About four months after he started attending, Leland called the church secretary and made an appointment with the pastor for the next week. Pastor Tim prayed intensely in the days leading up to the meeting: “Lord, help me not to get in the way of what you’re doing in Leland’s life. Let me really hear whatever he needs to say and find a way to give him hope.”
When the day came, Leland showed up at the church office not wearing his usual three-piece suit he wore on Sundays. He was in khaki walking shorts and a white guayabera shirt. He looked like a banker on vacation in Miami, only a nervous one. The pastor invited Leland to sit down in one of the two brown leather wingback chairs in his office. Pastor Tim sat opposite him in the other one. After the usual small talk Pastor Tim said, “This is your time. I want you to know that whatever we discuss in here, stays in here.”
There was an awkward pause. Leland shifted in his seat then blurted out suddenly, “I don’t know who I am.”
Pastor Tim resisted the urge to speak, believing that silence could be as therapeutic as words, often more so. But when more than a minute passed, he tried an active listening technique he learned in his seminary counseling classes—restating what the person says in the form of a question. “You don’t know who you are?” Pastor Tim said.
The question shocked Leland out of his silence. It was as if he stuck his finger in a light socket. He became animated, electrified. His words came hot and fast. “I was ten, my brother thirteen, when mama took us away. Daddy was not a good man.” Leland told about hearing his mother’s screams and seeing bruises, sometimes blood. “She began sleeping with a gun under her pillow.” Pastor Tim raised his eyebrows. Leland continued, “She woke us up in the middle of the night and drove away with us and just a few of our things. She kept driving until daylight. We started a new life and never saw daddy again. She even had all of our names legally changed. I’ve been Leland Rogers so long now I can’t remember my old name.”

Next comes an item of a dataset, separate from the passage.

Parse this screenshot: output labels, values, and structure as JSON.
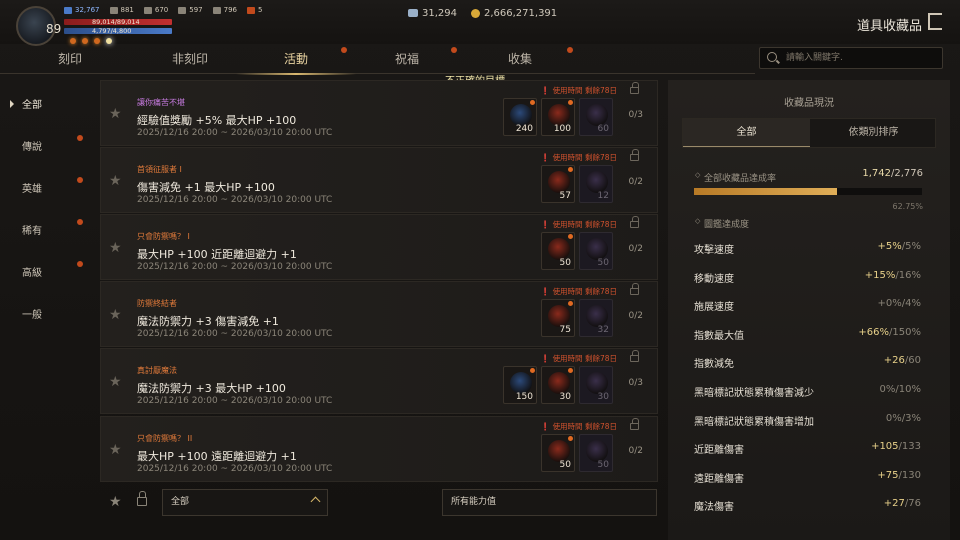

Leland explained how difficult it was for him deal with such trauma at a young age. “I . . . I used to wake up terrified . . . covered in sweat.” He spat out his words in a staccato rhythm as if he were coughing them up. “I’d bang my head against the wall . . . bang it until I’d pass out . . . and gouge my skin with my fingernails . . . until it bled.” He clawed his left forearm, mimicking his self-mutilation. Pastor Tim sat there listening carefully and nodding occasionally as Leland poured out his heart. Years of pain gushed out of him like water from a fire hydrant. He sobbed uncontrollably as he told about his older brother’s suicide and his mother’s death from cancer two years back. He was bent over double now, almost in the fetal position, with his face buried in his hands. He began to shake and whimper like a small child.
Pastor Tim got up from his chair, knelt down in front of Leland, and put his arms around him. After a while Leland stopped whimpering. He took a deep breath and let out a sigh. Pastor Tim let go of him, got up slowly, and returned to his chair.
“I’ve been holding that in for a long time,” Leland confessed, mopping his wet face with a handkerchief.
“That’s quite a story,” Pastor Tim said. “I’m honored you’d trust me with it.”
Leland looked different. His face shone like Moses coming down from Mount Sinai, and there was a peaceful expression where earlier there had been tension and pain.
Pastor Tim knew this breakthrough was only the beginning of what would no doubt be long journey of healing. He thought about making a referral to Dr. Ingram, a psychologist who worked with the Baptist association in town, but something kept tugging at his mind. “I’m just curious about one thing.”
“What’s that, pastor?”
“Why do you always sit up front in church, not with Linda and the kids?”
Leland’s brows knit together. He was thoughtful a moment, then looked into Pastor Tim’s eyes intently. “That’s where I had to sit every Sunday while my father preached.”
The two men sat together for a long time in silence.